U.S. Equal Employment Opportunity Commission
Deaf Prep Cook at National Harbor Restaurant Demoted, Harassed, Retaliated Against and Fired, Federal Agency Charged
BALTIMORE - McCormick & Schmick's Seafood Restaurant, Inc. will pay $47,814 and provide other relief to settle a disability discrimination and retaliation lawsuit filed by the U.S Equal Employment Opportunity Commission (EEOC), the agency announced today.
According to the EEOC's suit, Vernon Davis, who has been deaf since childhood and uses American Sign Language and reads lips to communicate, satisfactorily performed his duties as a prep cook at the McCormick & Schmick's National Harbor restaurant in Oxon Hill, Md. Prior to being hired by the defendant, Davis had obtained culinary training and had worked in several other restaurants. The EEOC said that at McCormick & Schmick's, Davis was harassed by a former management official because of his disability, through mockery (e.g. being called "vermin" instead of "Vernon"), and through threatening physical conduct. The EEOC also said that Davis's prep cook duties were removed and that he was transferred to a dishwasher position because of his disability.
After Davis and others complained about Davis being subjected to disability discrimination, the restaurant demoted him to a janitorial-type position and cut his hours because of his disability and in retaliation for the complaints, the EEOC charged. Four months later, McCormick and Schmick's unlawfully fired Davis because of his disability and in retaliation for his complaints, the EEOC alleged in its lawsuit filed in U.S. District Court for the District of Maryland, Southern Division, Civil Action No. 8:11-cv-02695.
The Americans with Disabilities Act of 1990 (ADA) prohibits employers from harassing an employee because he has a disability. The ADA also forbids employers from firing or otherwise taking adverse actions because an employee complained about disability discrimination.
"Disability-based harassment is both demeaning and illegal," said Director Spencer H. Lewis, Jr., of the EEOC's Philadelphia District Office. "Employers need to respond in an appropriate, timely manner when this occurs."

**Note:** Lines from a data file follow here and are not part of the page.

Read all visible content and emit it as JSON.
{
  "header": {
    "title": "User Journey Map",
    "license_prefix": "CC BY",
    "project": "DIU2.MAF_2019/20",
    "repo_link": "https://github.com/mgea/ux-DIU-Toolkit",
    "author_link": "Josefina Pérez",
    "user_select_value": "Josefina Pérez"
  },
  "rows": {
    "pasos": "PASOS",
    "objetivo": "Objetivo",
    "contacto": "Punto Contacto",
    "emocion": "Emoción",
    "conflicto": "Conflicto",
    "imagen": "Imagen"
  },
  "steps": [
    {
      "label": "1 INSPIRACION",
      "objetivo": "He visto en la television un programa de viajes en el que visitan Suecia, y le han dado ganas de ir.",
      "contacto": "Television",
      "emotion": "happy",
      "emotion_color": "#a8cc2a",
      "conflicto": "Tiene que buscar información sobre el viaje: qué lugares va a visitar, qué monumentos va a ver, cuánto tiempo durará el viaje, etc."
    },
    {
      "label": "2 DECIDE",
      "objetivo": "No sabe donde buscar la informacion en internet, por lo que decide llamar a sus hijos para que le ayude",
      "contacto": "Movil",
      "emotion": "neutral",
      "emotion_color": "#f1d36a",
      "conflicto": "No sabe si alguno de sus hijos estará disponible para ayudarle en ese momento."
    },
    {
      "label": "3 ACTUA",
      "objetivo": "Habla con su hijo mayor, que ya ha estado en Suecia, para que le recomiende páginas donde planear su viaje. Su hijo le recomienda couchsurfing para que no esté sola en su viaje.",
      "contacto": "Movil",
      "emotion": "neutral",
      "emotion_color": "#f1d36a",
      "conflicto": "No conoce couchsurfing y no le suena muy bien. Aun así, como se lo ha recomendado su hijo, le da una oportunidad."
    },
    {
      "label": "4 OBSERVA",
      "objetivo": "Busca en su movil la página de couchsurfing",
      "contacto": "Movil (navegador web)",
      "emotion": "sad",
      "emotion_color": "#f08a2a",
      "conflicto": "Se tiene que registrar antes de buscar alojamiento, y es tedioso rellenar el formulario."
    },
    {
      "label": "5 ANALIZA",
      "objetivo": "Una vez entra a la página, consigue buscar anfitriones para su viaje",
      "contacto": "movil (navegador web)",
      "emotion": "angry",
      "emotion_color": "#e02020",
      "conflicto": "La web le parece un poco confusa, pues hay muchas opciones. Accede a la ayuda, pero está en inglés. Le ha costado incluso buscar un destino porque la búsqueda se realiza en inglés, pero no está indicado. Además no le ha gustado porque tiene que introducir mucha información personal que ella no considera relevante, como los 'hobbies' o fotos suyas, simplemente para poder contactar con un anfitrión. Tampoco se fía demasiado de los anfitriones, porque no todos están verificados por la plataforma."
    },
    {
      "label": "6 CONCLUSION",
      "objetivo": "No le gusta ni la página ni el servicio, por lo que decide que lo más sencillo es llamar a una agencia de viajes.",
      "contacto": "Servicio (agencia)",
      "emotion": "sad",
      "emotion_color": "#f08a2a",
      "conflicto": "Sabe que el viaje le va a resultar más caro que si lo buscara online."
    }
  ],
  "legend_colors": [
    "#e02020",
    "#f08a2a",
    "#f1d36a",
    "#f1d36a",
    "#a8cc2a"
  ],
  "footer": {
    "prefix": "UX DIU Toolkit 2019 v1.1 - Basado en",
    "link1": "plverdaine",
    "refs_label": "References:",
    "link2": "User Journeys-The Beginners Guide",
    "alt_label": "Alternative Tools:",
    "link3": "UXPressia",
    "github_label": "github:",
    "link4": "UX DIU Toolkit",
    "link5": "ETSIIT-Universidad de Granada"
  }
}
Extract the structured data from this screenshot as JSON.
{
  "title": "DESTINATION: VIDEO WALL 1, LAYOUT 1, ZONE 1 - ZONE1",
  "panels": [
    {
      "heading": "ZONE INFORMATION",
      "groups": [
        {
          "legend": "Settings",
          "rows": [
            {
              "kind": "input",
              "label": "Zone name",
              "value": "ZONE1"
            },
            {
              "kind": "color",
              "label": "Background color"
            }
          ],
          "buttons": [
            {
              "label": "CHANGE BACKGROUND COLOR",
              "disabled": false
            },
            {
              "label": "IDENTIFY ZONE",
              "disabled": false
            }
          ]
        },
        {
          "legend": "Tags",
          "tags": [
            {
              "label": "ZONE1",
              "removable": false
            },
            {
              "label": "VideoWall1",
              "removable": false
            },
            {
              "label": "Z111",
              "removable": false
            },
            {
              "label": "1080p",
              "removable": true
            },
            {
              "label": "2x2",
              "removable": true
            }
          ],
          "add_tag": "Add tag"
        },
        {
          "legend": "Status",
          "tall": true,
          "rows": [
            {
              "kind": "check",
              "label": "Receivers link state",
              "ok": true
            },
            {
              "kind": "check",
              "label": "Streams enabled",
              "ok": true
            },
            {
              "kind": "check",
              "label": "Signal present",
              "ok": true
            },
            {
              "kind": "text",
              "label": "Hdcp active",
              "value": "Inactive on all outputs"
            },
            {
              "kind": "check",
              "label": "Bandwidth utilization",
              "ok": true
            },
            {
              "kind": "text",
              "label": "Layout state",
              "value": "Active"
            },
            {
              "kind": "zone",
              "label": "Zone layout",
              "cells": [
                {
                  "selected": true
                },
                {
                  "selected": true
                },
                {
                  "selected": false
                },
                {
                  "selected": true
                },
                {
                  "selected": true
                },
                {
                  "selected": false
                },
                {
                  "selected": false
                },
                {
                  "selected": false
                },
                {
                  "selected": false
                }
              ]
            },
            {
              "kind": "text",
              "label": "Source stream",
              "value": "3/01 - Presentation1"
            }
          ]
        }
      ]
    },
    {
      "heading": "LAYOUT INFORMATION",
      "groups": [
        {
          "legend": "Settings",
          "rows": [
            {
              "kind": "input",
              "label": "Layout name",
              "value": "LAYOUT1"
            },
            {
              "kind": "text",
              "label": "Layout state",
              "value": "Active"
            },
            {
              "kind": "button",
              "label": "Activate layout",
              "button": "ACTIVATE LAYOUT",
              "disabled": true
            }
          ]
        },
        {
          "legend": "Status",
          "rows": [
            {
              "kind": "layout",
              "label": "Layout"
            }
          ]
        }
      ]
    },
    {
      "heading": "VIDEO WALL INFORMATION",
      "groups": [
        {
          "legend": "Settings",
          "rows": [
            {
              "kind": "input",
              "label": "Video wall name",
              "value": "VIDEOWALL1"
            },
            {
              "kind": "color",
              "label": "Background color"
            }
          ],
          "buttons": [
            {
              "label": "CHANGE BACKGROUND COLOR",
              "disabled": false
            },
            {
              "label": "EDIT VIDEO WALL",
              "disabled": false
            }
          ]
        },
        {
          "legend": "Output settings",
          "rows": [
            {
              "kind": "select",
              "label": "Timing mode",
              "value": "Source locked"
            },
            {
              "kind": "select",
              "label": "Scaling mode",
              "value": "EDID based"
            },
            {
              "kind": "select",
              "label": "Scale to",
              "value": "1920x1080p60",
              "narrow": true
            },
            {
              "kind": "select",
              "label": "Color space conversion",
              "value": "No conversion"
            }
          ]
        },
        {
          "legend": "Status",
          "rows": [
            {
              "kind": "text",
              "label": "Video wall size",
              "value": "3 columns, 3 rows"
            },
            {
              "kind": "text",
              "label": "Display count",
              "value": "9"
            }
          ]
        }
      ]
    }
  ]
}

In addition to the $47,814 in monetary relief to Davis, the two-year consent decree resolving the lawsuit enjoins McCormick and Schmick's from violating the ADA, including with regard to harassment and retaliation. It must provide training on the ADA to all supervisory and managerial employees at its National Harbor location and expand its company-wide anti-harassment, anti-discrimination and anti-retaliation policies. Supervisors and management will be required to monitor the workplace for any instances of harassment, discrimination, and retaliation, and report any such instances to management officials for further action. The restaurant will post a notice regarding the resolution of the lawsuit at its National Harbor facility.
EEOC Regional Attorney Debra M. Lawrence added, "This settlement should remind all employers of their obligation to prevent disability-based harassment and to ensure that employees are not punished or fired for exercising their federally protected right to oppose unlawful workplace harassment."
According to its website, http://www.mccormickandschmicks.com, McCormick & Schmick's Seafood Restaurants has more than 7,000 employees. In 2012, it became a part of Landry's, Inc., joining more than 300 locations nationwide, including restaurants, hotels, and entertainment centers.
The Philadelphia District Office of the EEOC oversees Pennsylvania, Maryland, Delaware, West Virginia and parts of New Jersey and Ohio.
The EEOC enforces federal laws prohibiting employment discrimination. Further information about the Commission is available at its website, www.eeoc.gov.